One of soccer’s highest honors as a manager is to have a style of play named after you. Only the likes of Wenger and Guardiola, along with a few other elite football geniuses, have had their style implemented into the tactical scrapbook of football history.

So, what makes longtime face of Arsenal Arsene Wenger’s “Wengerball” so special? During Wenger’s tenure, which despite facing some ups and downs in his final years at the club, Arsenal achieved great things. Wenger, while managing the most games in Premier League history (he leads the legendary Sir Alex Ferguson of Manchester United), led Arsenal to three title winning seasons, one of which Wenger’s side went unbeaten, earning the only gold tinted trophy in Premier League history (the unbeaten streak continued into the following season, totaling 49 matches), 7 Football Association (FA) Cups, among other trophies, and guaranteed not only 19 years of Champions League, but over 15 years of reaching the prestigious tournament’s knockout stage. So, one of the reasons Wengerball was so special was because of how successful it was.

Win or lose, Wengerball was also special because at its best, it drew feelings of pleasure, joy, and awe from those watching. A modified version of Pep Guardiola’s tiki-taka seen at Barcelona, the goal of Wengerball is to basically find the prettiest way to build up to a goal, normally consisting of tight, intricate, one-touch passing finding many of the eleven players on the pitch. These sequences can last a whole minute, with 45 seconds of cautious possession suddenly leading to a few seconds of footballing genius.

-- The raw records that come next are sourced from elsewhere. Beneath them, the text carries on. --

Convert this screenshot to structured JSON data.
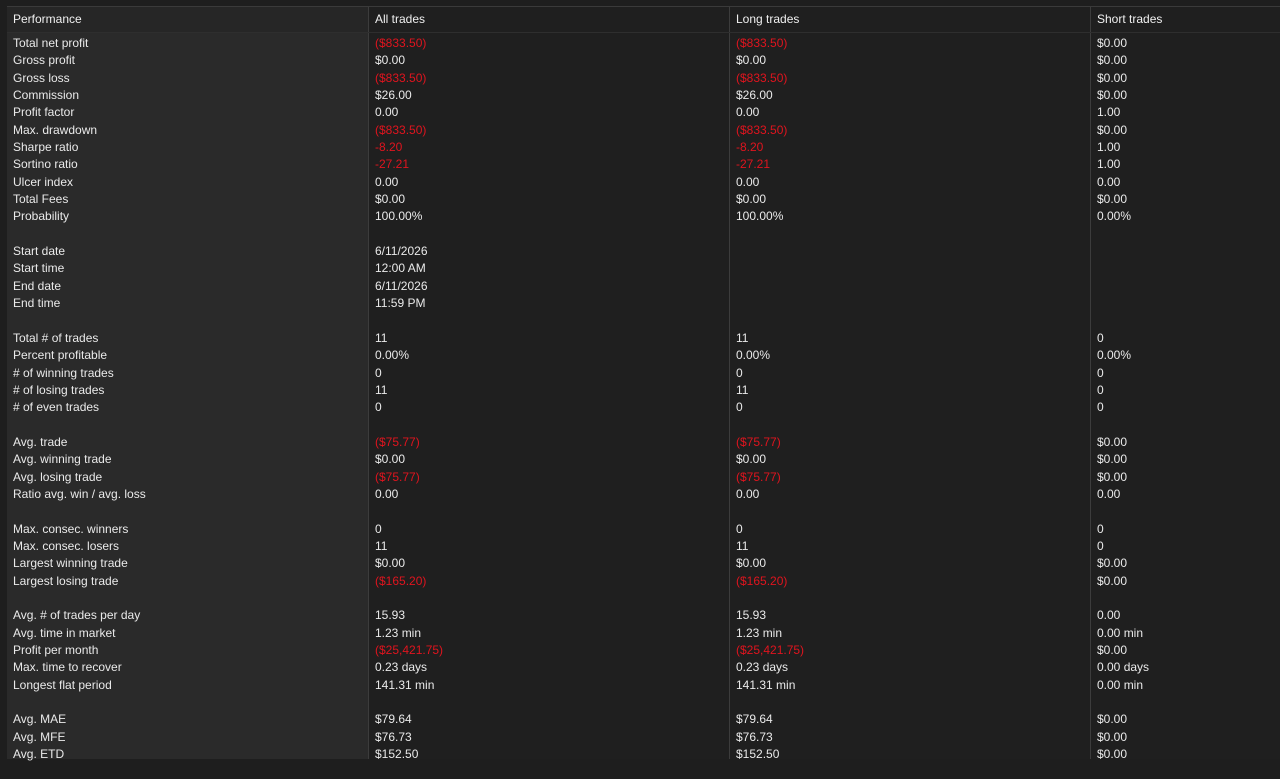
{
  "headers": {
    "label": "Performance",
    "all": "All trades",
    "long": "Long trades",
    "short": "Short trades"
  },
  "rows": [
    {
      "label": "Total net profit",
      "all": "($833.50)",
      "long": "($833.50)",
      "short": "$0.00"
    },
    {
      "label": "Gross profit",
      "all": "$0.00",
      "long": "$0.00",
      "short": "$0.00"
    },
    {
      "label": "Gross loss",
      "all": "($833.50)",
      "long": "($833.50)",
      "short": "$0.00"
    },
    {
      "label": "Commission",
      "all": "$26.00",
      "long": "$26.00",
      "short": "$0.00"
    },
    {
      "label": "Profit factor",
      "all": "0.00",
      "long": "0.00",
      "short": "1.00"
    },
    {
      "label": "Max. drawdown",
      "all": "($833.50)",
      "long": "($833.50)",
      "short": "$0.00"
    },
    {
      "label": "Sharpe ratio",
      "all": "-8.20",
      "long": "-8.20",
      "short": "1.00"
    },
    {
      "label": "Sortino ratio",
      "all": "-27.21",
      "long": "-27.21",
      "short": "1.00"
    },
    {
      "label": "Ulcer index",
      "all": "0.00",
      "long": "0.00",
      "short": "0.00"
    },
    {
      "label": "Total Fees",
      "all": "$0.00",
      "long": "$0.00",
      "short": "$0.00"
    },
    {
      "label": "Probability",
      "all": "100.00%",
      "long": "100.00%",
      "short": "0.00%"
    },
    {
      "gap": true
    },
    {
      "label": "Start date",
      "all": "6/11/2026",
      "long": "",
      "short": ""
    },
    {
      "label": "Start time",
      "all": "12:00 AM",
      "long": "",
      "short": ""
    },
    {
      "label": "End date",
      "all": "6/11/2026",
      "long": "",
      "short": ""
    },
    {
      "label": "End time",
      "all": "11:59 PM",
      "long": "",
      "short": ""
    },
    {
      "gap": true
    },
    {
      "label": "Total # of trades",
      "all": "11",
      "long": "11",
      "short": "0"
    },
    {
      "label": "Percent profitable",
      "all": "0.00%",
      "long": "0.00%",
      "short": "0.00%"
    },
    {
      "label": "# of winning trades",
      "all": "0",
      "long": "0",
      "short": "0"
    },
    {
      "label": "# of losing trades",
      "all": "11",
      "long": "11",
      "short": "0"
    },
    {
      "label": "# of even trades",
      "all": "0",
      "long": "0",
      "short": "0"
    },
    {
      "gap": true
    },
    {
      "label": "Avg. trade",
      "all": "($75.77)",
      "long": "($75.77)",
      "short": "$0.00"
    },
    {
      "label": "Avg. winning trade",
      "all": "$0.00",
      "long": "$0.00",
      "short": "$0.00"
    },
    {
      "label": "Avg. losing trade",
      "all": "($75.77)",
      "long": "($75.77)",
      "short": "$0.00"
    },
    {
      "label": "Ratio avg. win / avg. loss",
      "all": "0.00",
      "long": "0.00",
      "short": "0.00"
    },
    {
      "gap": true
    },
    {
      "label": "Max. consec. winners",
      "all": "0",
      "long": "0",
      "short": "0"
    },
    {
      "label": "Max. consec. losers",
      "all": "11",
      "long": "11",
      "short": "0"
    },
    {
      "label": "Largest winning trade",
      "all": "$0.00",
      "long": "$0.00",
      "short": "$0.00"
    },
    {
      "label": "Largest losing trade",
      "all": "($165.20)",
      "long": "($165.20)",
      "short": "$0.00"
    },
    {
      "gap": true
    },
    {
      "label": "Avg. # of trades per day",
      "all": "15.93",
      "long": "15.93",
      "short": "0.00"
    },
    {
      "label": "Avg. time in market",
      "all": "1.23 min",
      "long": "1.23 min",
      "short": "0.00 min"
    },
    {
      "label": "Profit per month",
      "all": "($25,421.75)",
      "long": "($25,421.75)",
      "short": "$0.00"
    },
    {
      "label": "Max. time to recover",
      "all": "0.23 days",
      "long": "0.23 days",
      "short": "0.00 days"
    },
    {
      "label": "Longest flat period",
      "all": "141.31 min",
      "long": "141.31 min",
      "short": "0.00 min"
    },
    {
      "gap": true
    },
    {
      "label": "Avg. MAE",
      "all": "$79.64",
      "long": "$79.64",
      "short": "$0.00"
    },
    {
      "label": "Avg. MFE",
      "all": "$76.73",
      "long": "$76.73",
      "short": "$0.00"
    },
    {
      "label": "Avg. ETD",
      "all": "$152.50",
      "long": "$152.50",
      "short": "$0.00"
    }
  ],
  "colors": {
    "negative": "#e0141e",
    "text": "#eaeaea",
    "background": "#1e1e1e",
    "label_column": "#2a2a2a"
  }
}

It didn’t matter who Arsenal was up against or what was at stake – the best instances of Wengerball would be cemented in the minds of Arsenal fans and other football enthusiasts. In one memorable display, which featured a low-profile matchup against Premier League bottom feeders Norwich City, one of the most sensational buildups in Arsenal and maybe English football history jolted the spectators from their seats. In the eighteenth minute of play, still a 0-0 game, the Arsenal trio of Cazorla, Wilshere, and Giroud found themselves just outside the top of the box, with a mass of 7 Norwich defenders around. The smartest course of action was to turn around and recycle the move, because the odds of creating any chance was slim. But Jack Wilshere had other ideas and laid a pass off to Cazorla outside the box, and then started a darting run through the yellow sea of Norwich players. Cazorla then found the target man Giroud. This is where the magic happened. Giroud, deciding not to take an extra touch, flicked the ball back to the route of Wilshere, who had continued his run. The pass from Giroud was a bit behind the darting Englishman, so Wilshere somehow had the awareness to flick the ball back to Giroud, who at that moment had amassed half of the Norwich side around him. Yet, the ball reached Giroud, and he found Wilshere in space behind the back line and dinked the ball through the cracks of the yellow wall. To put the icing on the cake, Wilshere coolly continued the one-touch theme, and finished a one-touch right-footed shot, which rolled slowly enough for the Norwich keeper to watch hopelessly, and for the Norwich team to look around and wonder what magic spell they had just been under, even if it was only for about 4 seconds.